4. Disable unneeded services

Finally, we want to disable services that we don't need. A standard Fatdog usually comes with the follwing services activated:

Services enabled by default
Services Function Disable?
00sys_logger system and kernel logger Don't
08-messagebus DBUS system message bus Maybe
10-acpid Respond to ACPI events Maybe
20-ram-save Periodically save RAM layer to permanent storage Yes
40-preload-fonts-icons As its name says Yes
50-Wpagui Start default network services No unless you have setup network using
56-mdns Run ZeroConf/Bonjour services Maybe
70-cups CUPS printing system Maybe
85-bluetoothd Bluetooth support Maybe
91-autochownd Make sure items in "spot" is owned by "spot" Maybe
99-alsa Restore sound volume at boot Maybe

Those marked "maybe" means you can disable them depending on your needs. E.g

  1. In a virtual environment without bluetooth you can of course disable bluetooth support.

  2. You can disable DBUS if you now that none of the software you use will make use of DBUS services.

  3. You can disable mDNS if you're running in public network and don't want to advertise ZeroConf via network broadcasts.

  4. In an environment without sound you can disable ALSA service.

  5. Etc.

Note: Disable them by removing the executable bit (chmod -x).

That's it, really! Screenshots of final result:

Can we go even lower?

Yes. Most of that 44 MB is used by the kernel. You can reduce this number by removing unnecessary kernel components - usually by removing built-in driver which aren't needed, etc.

E.g. in virtualised environments, if you never need to use any USB, you can leave out all USB-related modules, for example.

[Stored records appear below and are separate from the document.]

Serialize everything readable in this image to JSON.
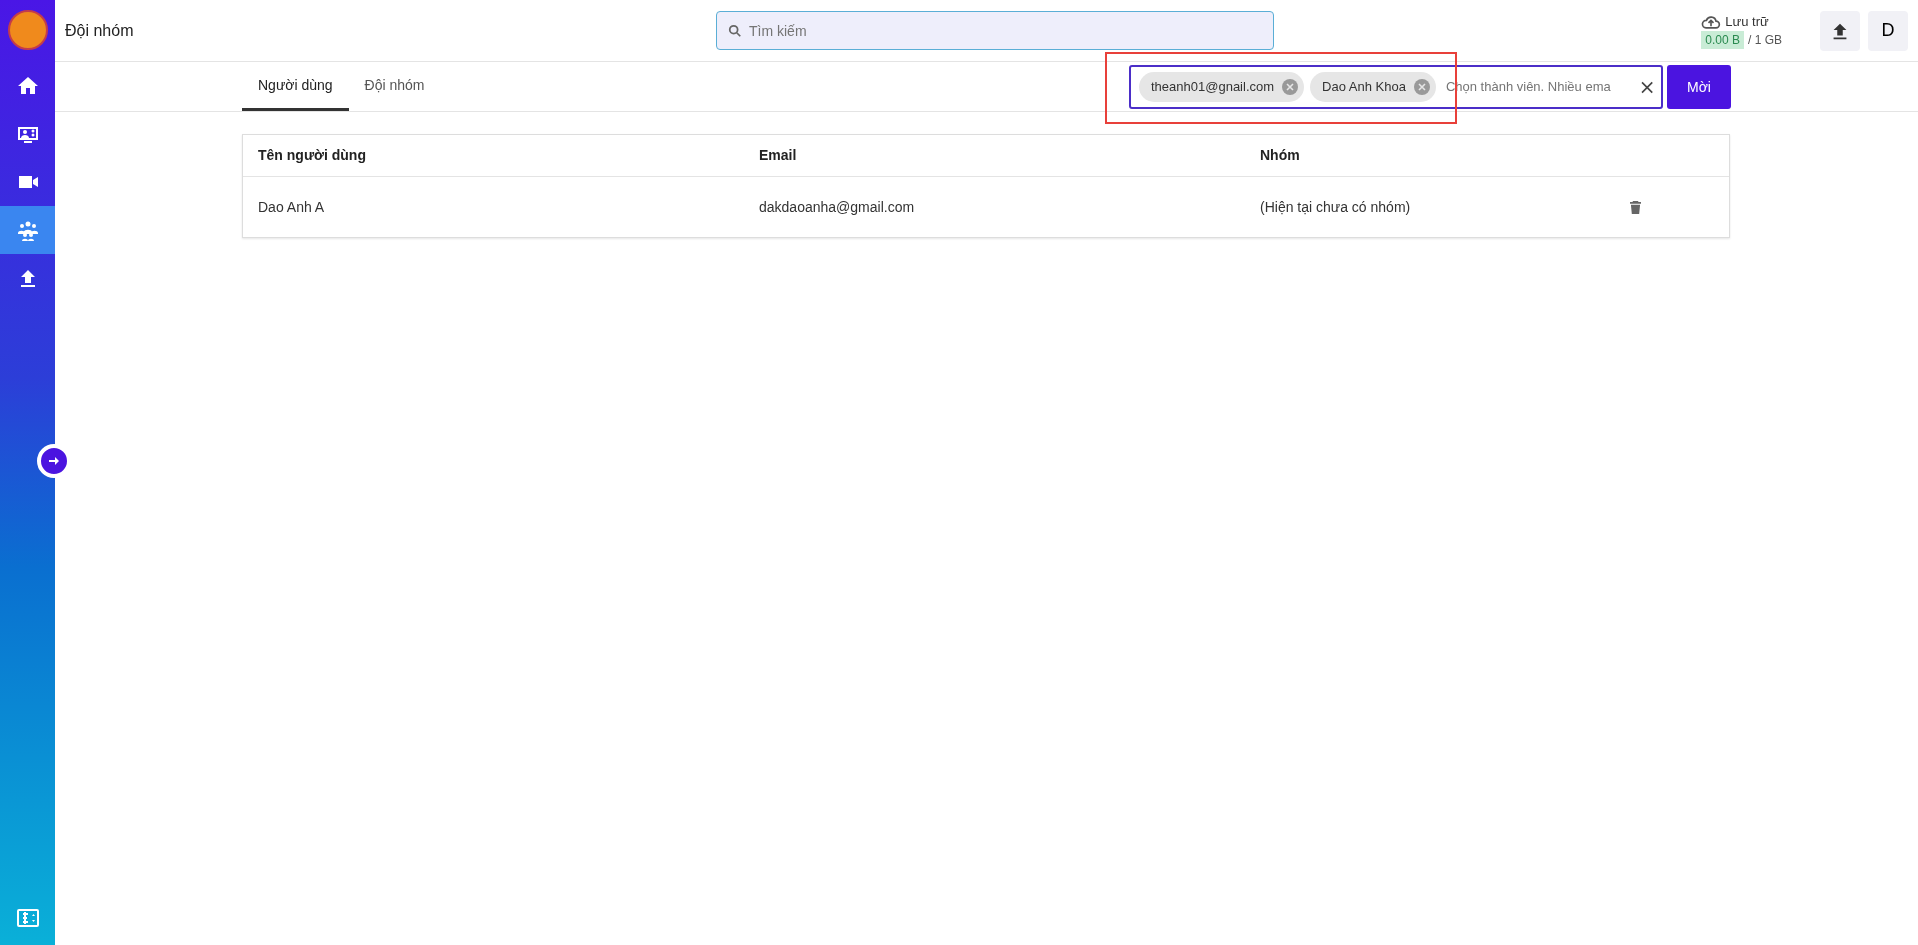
{
  "header": {
    "title": "Đội nhóm",
    "search": {
      "placeholder": "Tìm kiếm"
    },
    "storage": {
      "label": "Lưu trữ",
      "used": "0.00 B",
      "total": "/ 1 GB"
    },
    "avatar": "D"
  },
  "sidebar": {
    "items": [
      {
        "selected": false
      },
      {
        "selected": false
      },
      {
        "selected": false
      },
      {
        "selected": true
      },
      {
        "selected": false
      }
    ]
  },
  "tabs": [
    {
      "label": "Người dùng",
      "selected": true
    },
    {
      "label": "Đội nhóm",
      "selected": false
    }
  ],
  "invite": {
    "chips": [
      "theanh01@gnail.com",
      "Dao Anh Khoa"
    ],
    "placeholder": "Chọn thành viên. Nhiều ema",
    "button": "Mời"
  },
  "table": {
    "columns": [
      "Tên người dùng",
      "Email",
      "Nhóm"
    ],
    "rows": [
      {
        "cells": [
          "Dao Anh A",
          "dakdaoanha@gmail.com",
          "(Hiện tại chưa có nhóm)"
        ]
      }
    ]
  }
}
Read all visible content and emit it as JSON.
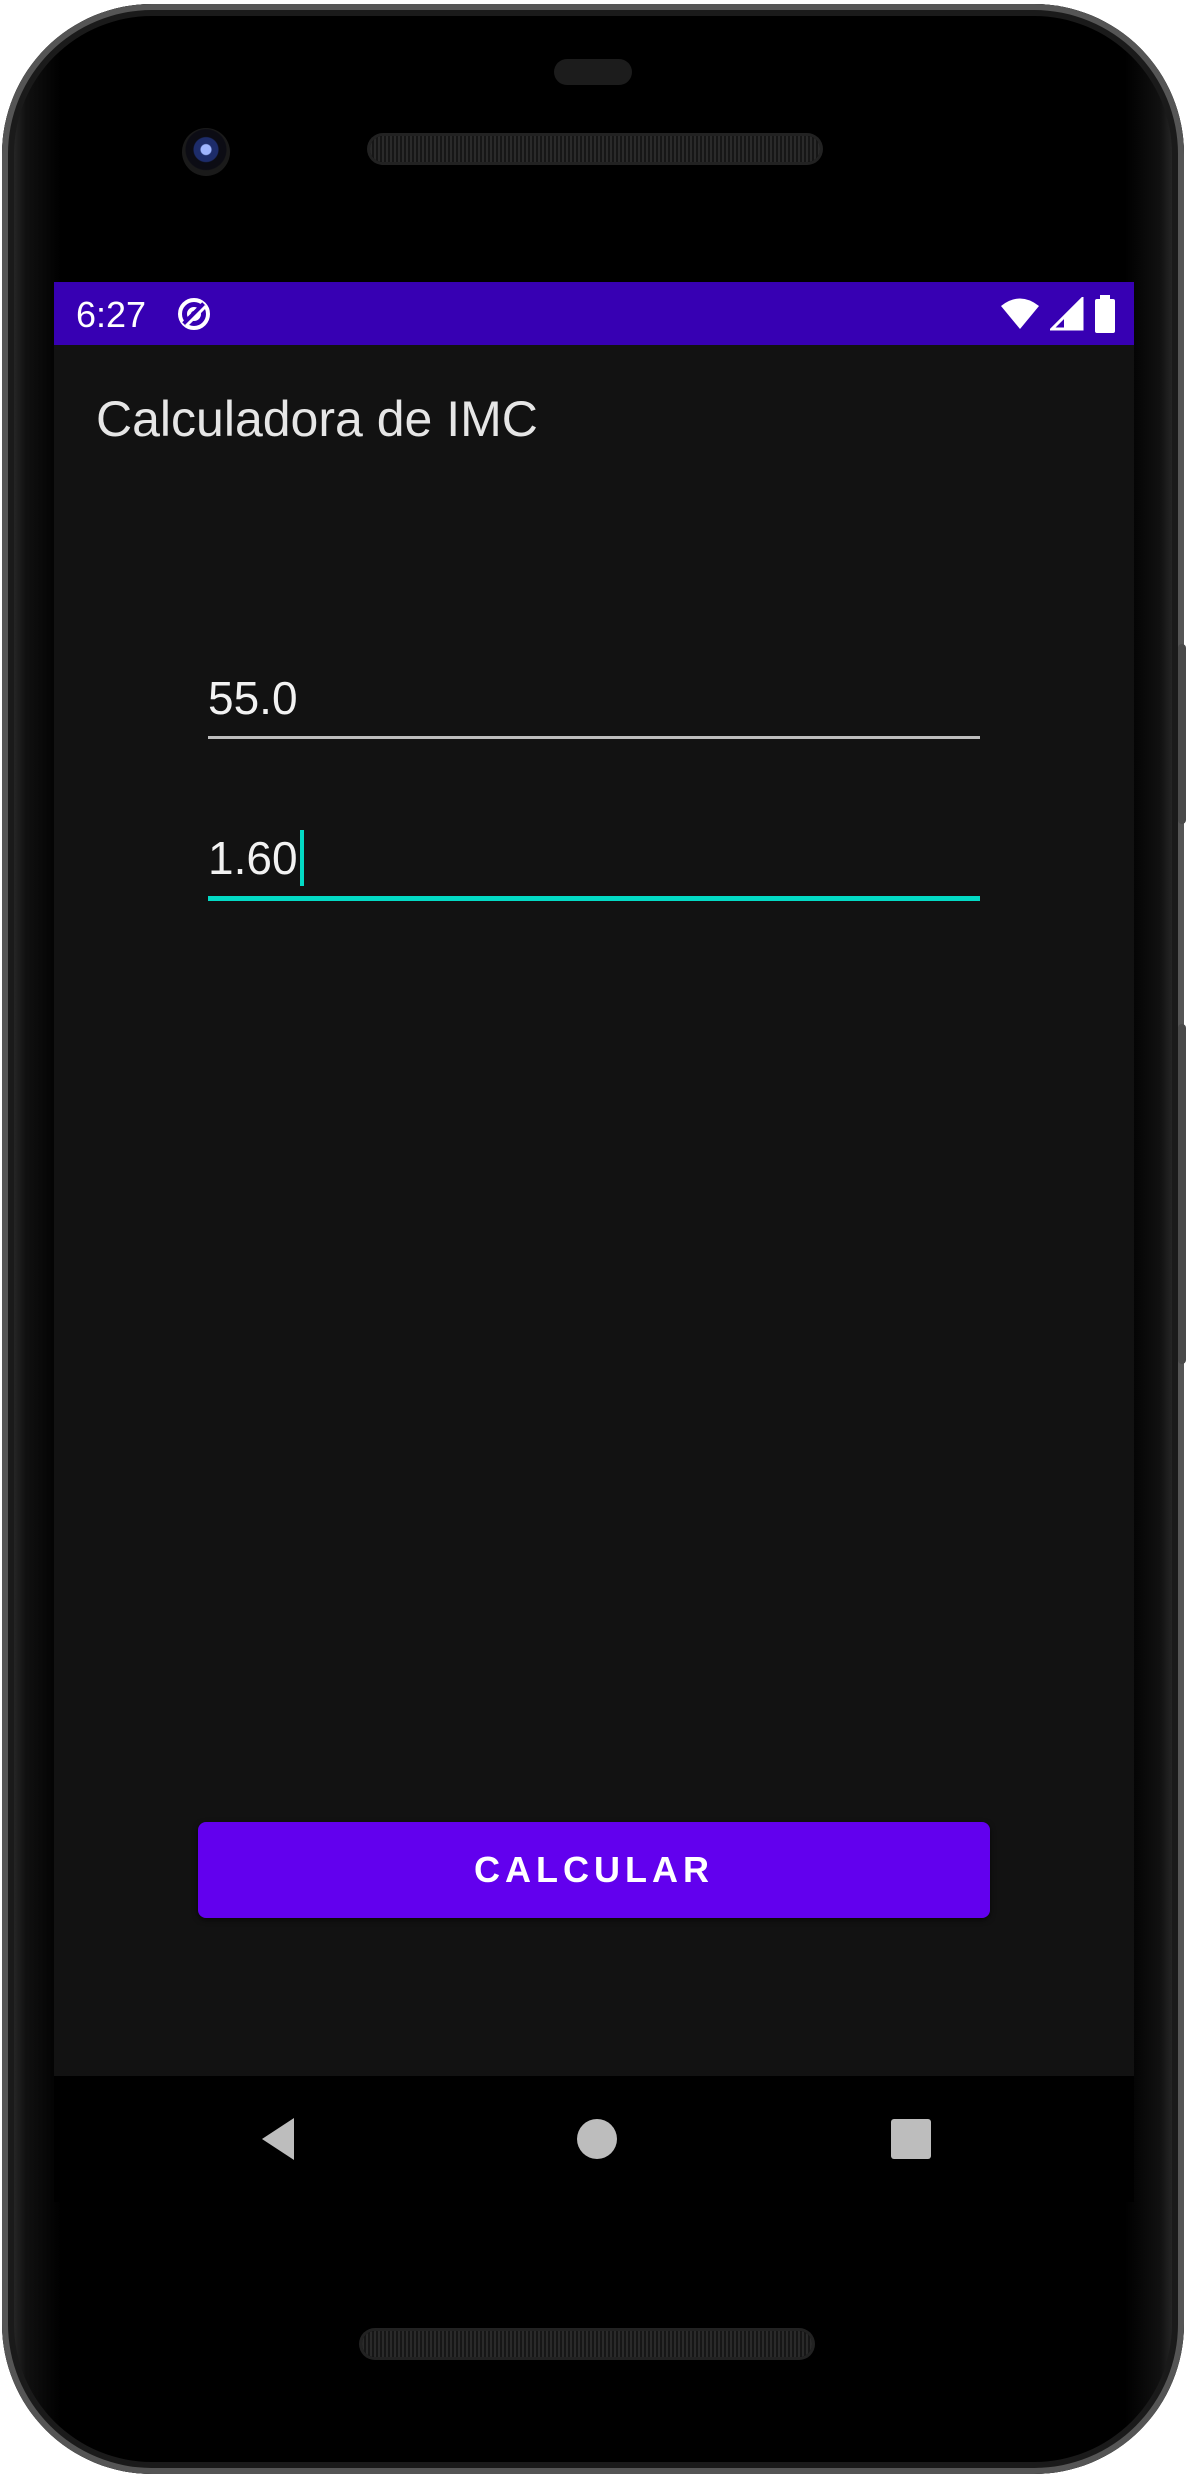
{
  "status_bar": {
    "time": "6:27",
    "app_icon": "at-sign-icon",
    "icons": [
      "wifi-icon",
      "cell-signal-icon",
      "battery-icon"
    ],
    "background_color": "#3700b3"
  },
  "app": {
    "title": "Calculadora de IMC",
    "background_color": "#121212"
  },
  "form": {
    "weight": {
      "value": "55.0"
    },
    "height": {
      "value": "1.60",
      "focused": true
    },
    "accent_color": "#03dac5"
  },
  "button": {
    "label": "CALCULAR",
    "color": "#6200ee"
  },
  "navigation": {
    "items": [
      "back-icon",
      "home-icon",
      "recents-icon"
    ]
  }
}
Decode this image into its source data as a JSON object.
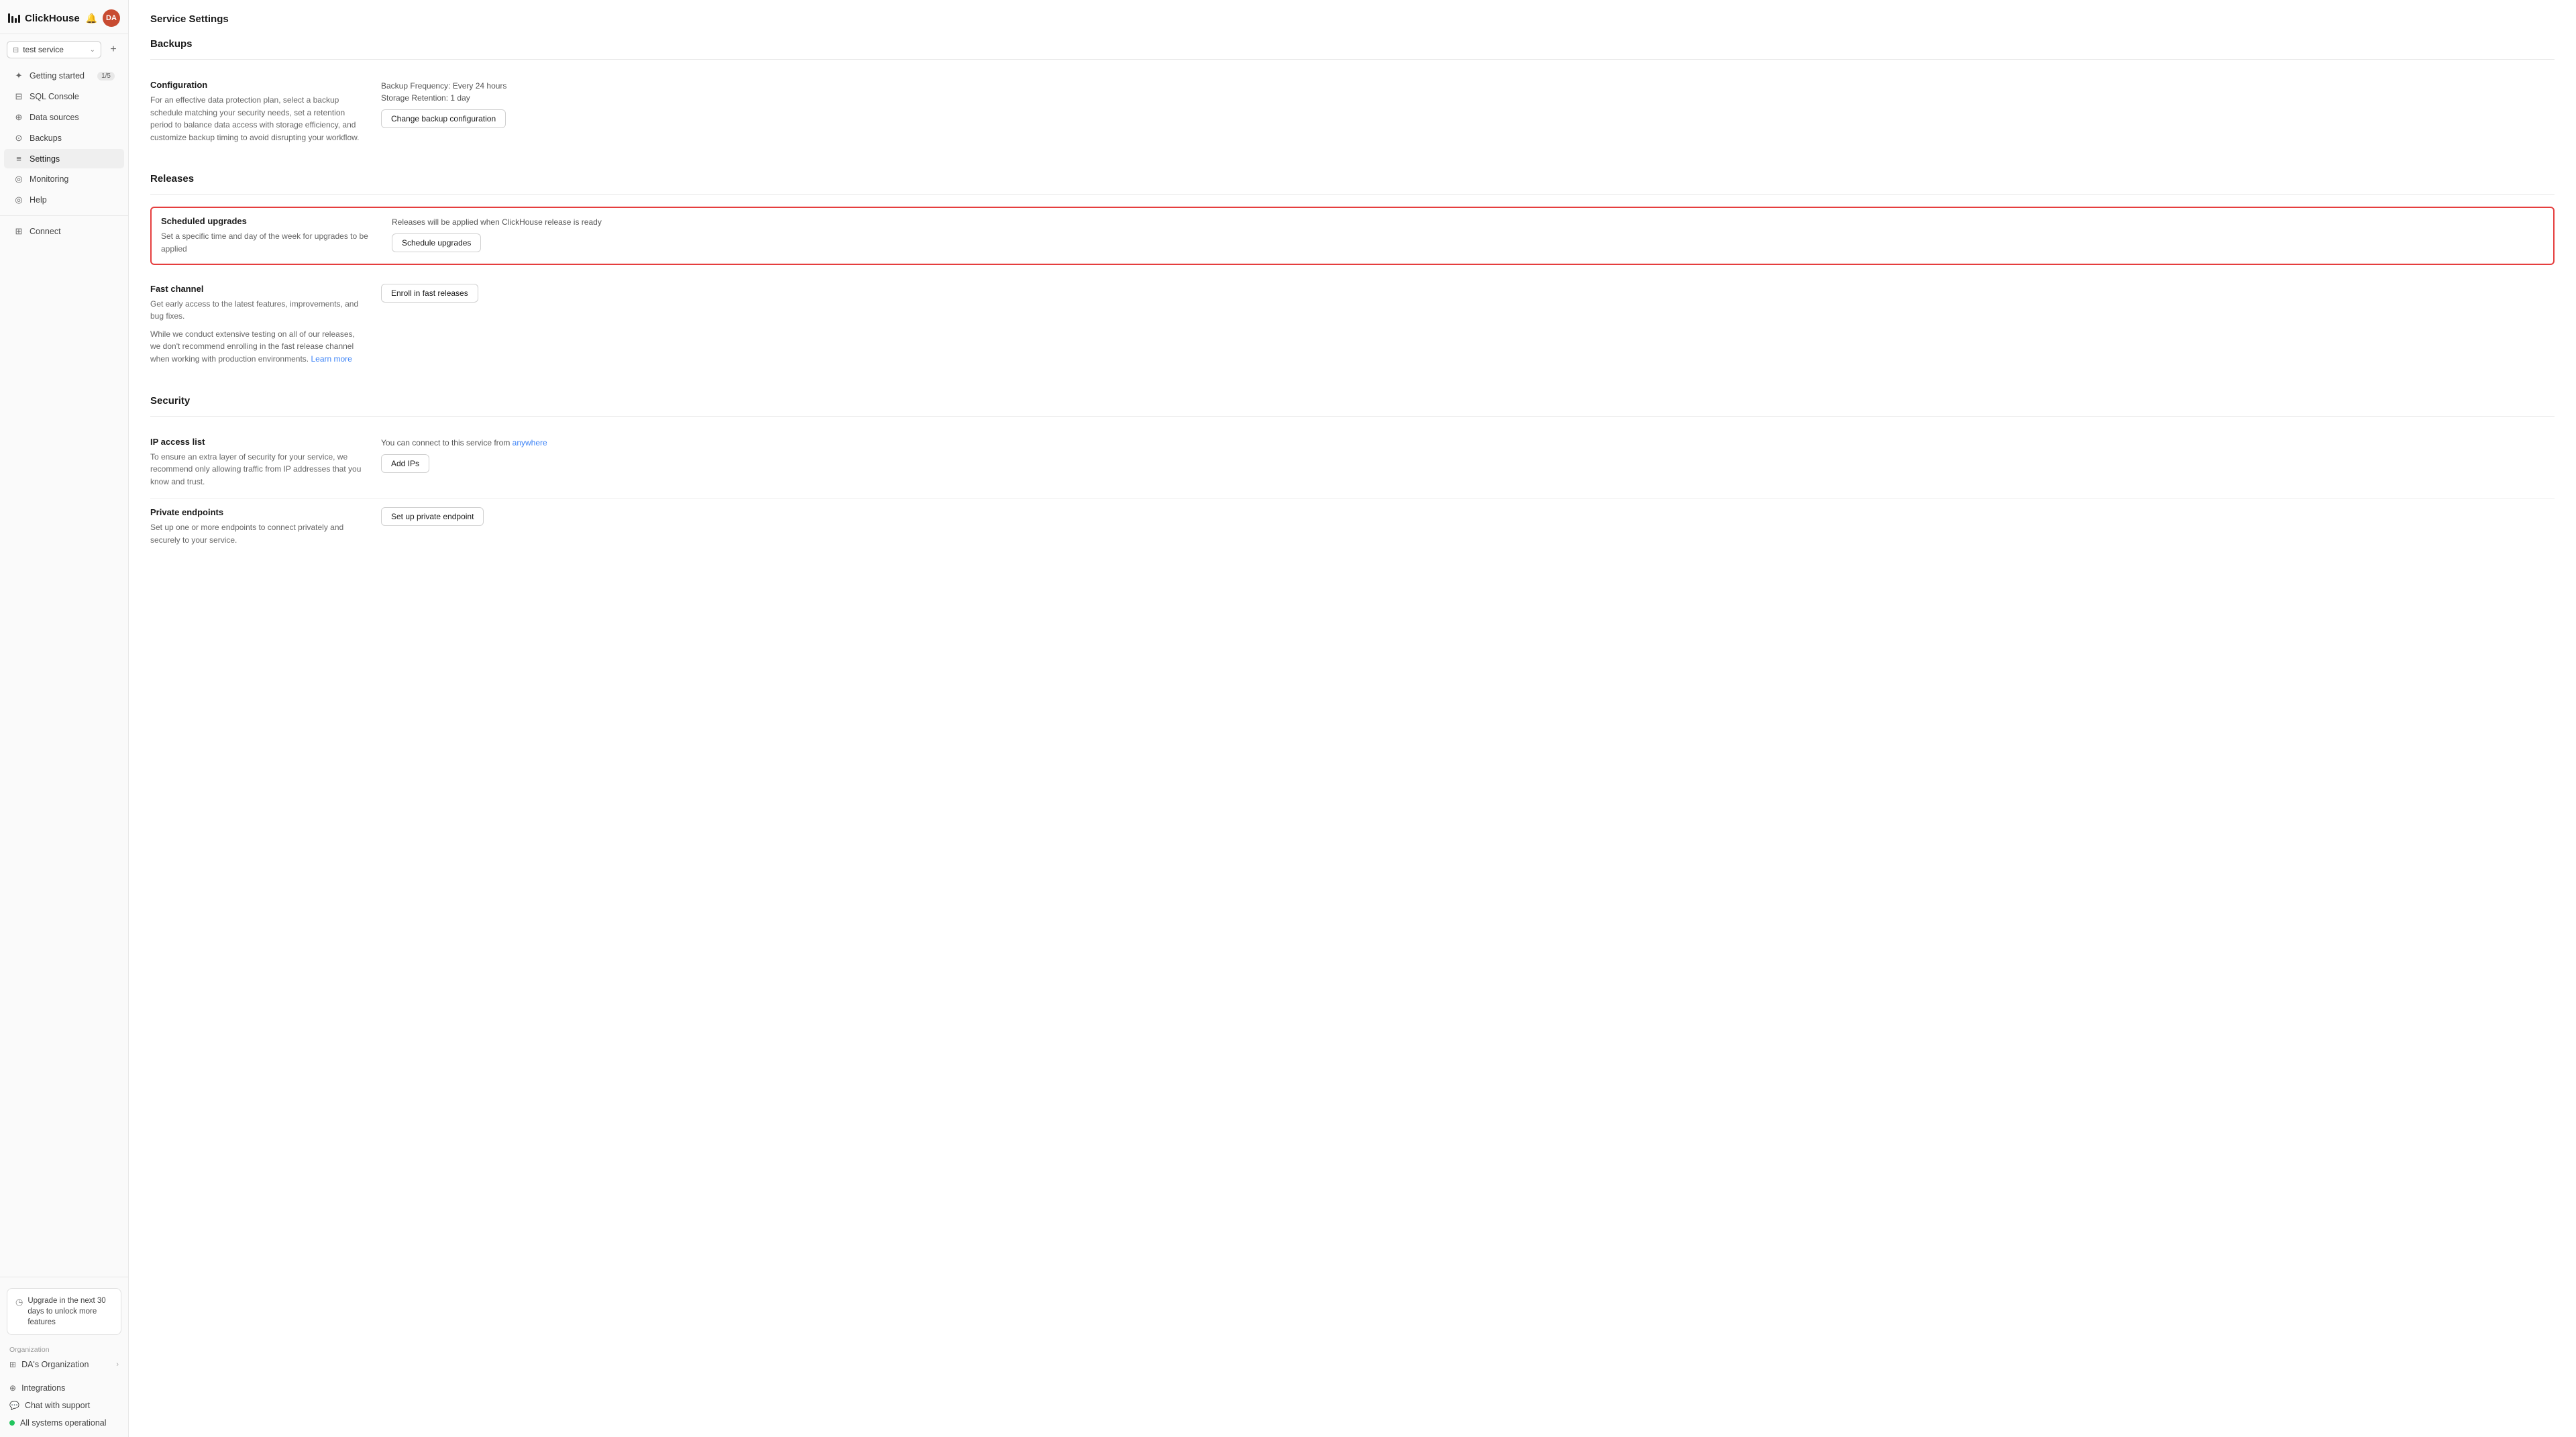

But this requires re-compile of the kernel and furthermore it is very system-specific, so I'm going to leave it out.

Final Note - why isn't this the default in standard Fatdog distribution?

Because minimising RAM usage comes with trade-off.

For one thing, the default setup of basesfs being inside initrd means you're basically running an OS with its system files in RAM at all times. Leaving it outside means you're now loading the system files from disk - which is slower.

Another thing is, it puts severe restriction on Fatdog's boot-ability. You cannot, for example, boot off and uses savefile located in an LVM or encrypted partition. You also cannot perform diskless boot using PXE.

So this is an obvious trade-off. If you can live with restrictions and happy to use the extra RAM for other things - go ahead. But if you're after performance, then perhaps you should not do these things.

The default Fatdog distribution opts for versatility and performance.